-------- Data for analysis
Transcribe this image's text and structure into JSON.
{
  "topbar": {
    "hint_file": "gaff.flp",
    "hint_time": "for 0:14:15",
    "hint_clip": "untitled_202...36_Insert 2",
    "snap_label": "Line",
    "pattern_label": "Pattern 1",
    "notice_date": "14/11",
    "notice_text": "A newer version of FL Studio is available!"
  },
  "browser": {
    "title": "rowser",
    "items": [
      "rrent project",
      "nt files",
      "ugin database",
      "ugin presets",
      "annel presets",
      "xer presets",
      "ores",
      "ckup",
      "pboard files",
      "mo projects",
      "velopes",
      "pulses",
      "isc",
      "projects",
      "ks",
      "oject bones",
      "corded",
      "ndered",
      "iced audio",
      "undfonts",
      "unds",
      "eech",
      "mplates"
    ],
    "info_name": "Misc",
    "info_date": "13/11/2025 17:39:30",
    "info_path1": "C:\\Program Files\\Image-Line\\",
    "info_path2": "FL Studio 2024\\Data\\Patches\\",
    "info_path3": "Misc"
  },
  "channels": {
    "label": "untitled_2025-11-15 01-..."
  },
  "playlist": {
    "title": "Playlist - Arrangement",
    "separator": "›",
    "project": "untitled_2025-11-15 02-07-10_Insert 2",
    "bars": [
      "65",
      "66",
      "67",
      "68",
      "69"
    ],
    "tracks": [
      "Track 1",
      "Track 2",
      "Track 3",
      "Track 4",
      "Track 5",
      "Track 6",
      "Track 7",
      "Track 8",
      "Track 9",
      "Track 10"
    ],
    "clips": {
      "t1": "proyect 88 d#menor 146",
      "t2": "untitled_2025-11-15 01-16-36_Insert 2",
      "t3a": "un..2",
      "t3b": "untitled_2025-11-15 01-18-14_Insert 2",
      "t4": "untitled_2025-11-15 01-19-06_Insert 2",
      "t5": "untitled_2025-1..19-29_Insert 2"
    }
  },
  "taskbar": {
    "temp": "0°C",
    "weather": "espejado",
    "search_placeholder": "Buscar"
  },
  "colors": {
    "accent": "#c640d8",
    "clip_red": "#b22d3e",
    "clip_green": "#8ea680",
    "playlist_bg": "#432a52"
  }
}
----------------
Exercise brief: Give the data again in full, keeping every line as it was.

Answer space:
Transcribe this image's text and structure into JSON.
{
  "topbar": {
    "hint_file": "gaff.flp",
    "hint_time": "for 0:14:15",
    "hint_clip": "untitled_202...36_Insert 2",
    "snap_label": "Line",
    "pattern_label": "Pattern 1",
    "notice_date": "14/11",
    "notice_text": "A newer version of FL Studio is available!"
  },
  "browser": {
    "title": "rowser",
    "items": [
      "rrent project",
      "nt files",
      "ugin database",
      "ugin presets",
      "annel presets",
      "xer presets",
      "ores",
      "ckup",
      "pboard files",
      "mo projects",
      "velopes",
      "pulses",
      "isc",
      "projects",
      "ks",
      "oject bones",
      "corded",
      "ndered",
      "iced audio",
      "undfonts",
      "unds",
      "eech",
      "mplates"
    ],
    "info_name": "Misc",
    "info_date": "13/11/2025 17:39:30",
    "info_path1": "C:\\Program Files\\Image-Line\\",
    "info_path2": "FL Studio 2024\\Data\\Patches\\",
    "info_path3": "Misc"
  },
  "channels": {
    "label": "untitled_2025-11-15 01-..."
  },
  "playlist": {
    "title": "Playlist - Arrangement",
    "separator": "›",
    "project": "untitled_2025-11-15 02-07-10_Insert 2",
    "bars": [
      "65",
      "66",
      "67",
      "68",
      "69"
    ],
    "tracks": [
      "Track 1",
      "Track 2",
      "Track 3",
      "Track 4",
      "Track 5",
      "Track 6",
      "Track 7",
      "Track 8",
      "Track 9",
      "Track 10"
    ],
    "clips": {
      "t1": "proyect 88 d#menor 146",
      "t2": "untitled_2025-11-15 01-16-36_Insert 2",
      "t3a": "un..2",
      "t3b": "untitled_2025-11-15 01-18-14_Insert 2",
      "t4": "untitled_2025-11-15 01-19-06_Insert 2",
      "t5": "untitled_2025-1..19-29_Insert 2"
    }
  },
  "taskbar": {
    "temp": "0°C",
    "weather": "espejado",
    "search_placeholder": "Buscar"
  },
  "colors": {
    "accent": "#c640d8",
    "clip_red": "#b22d3e",
    "clip_green": "#8ea680",
    "playlist_bg": "#432a52"
  }
}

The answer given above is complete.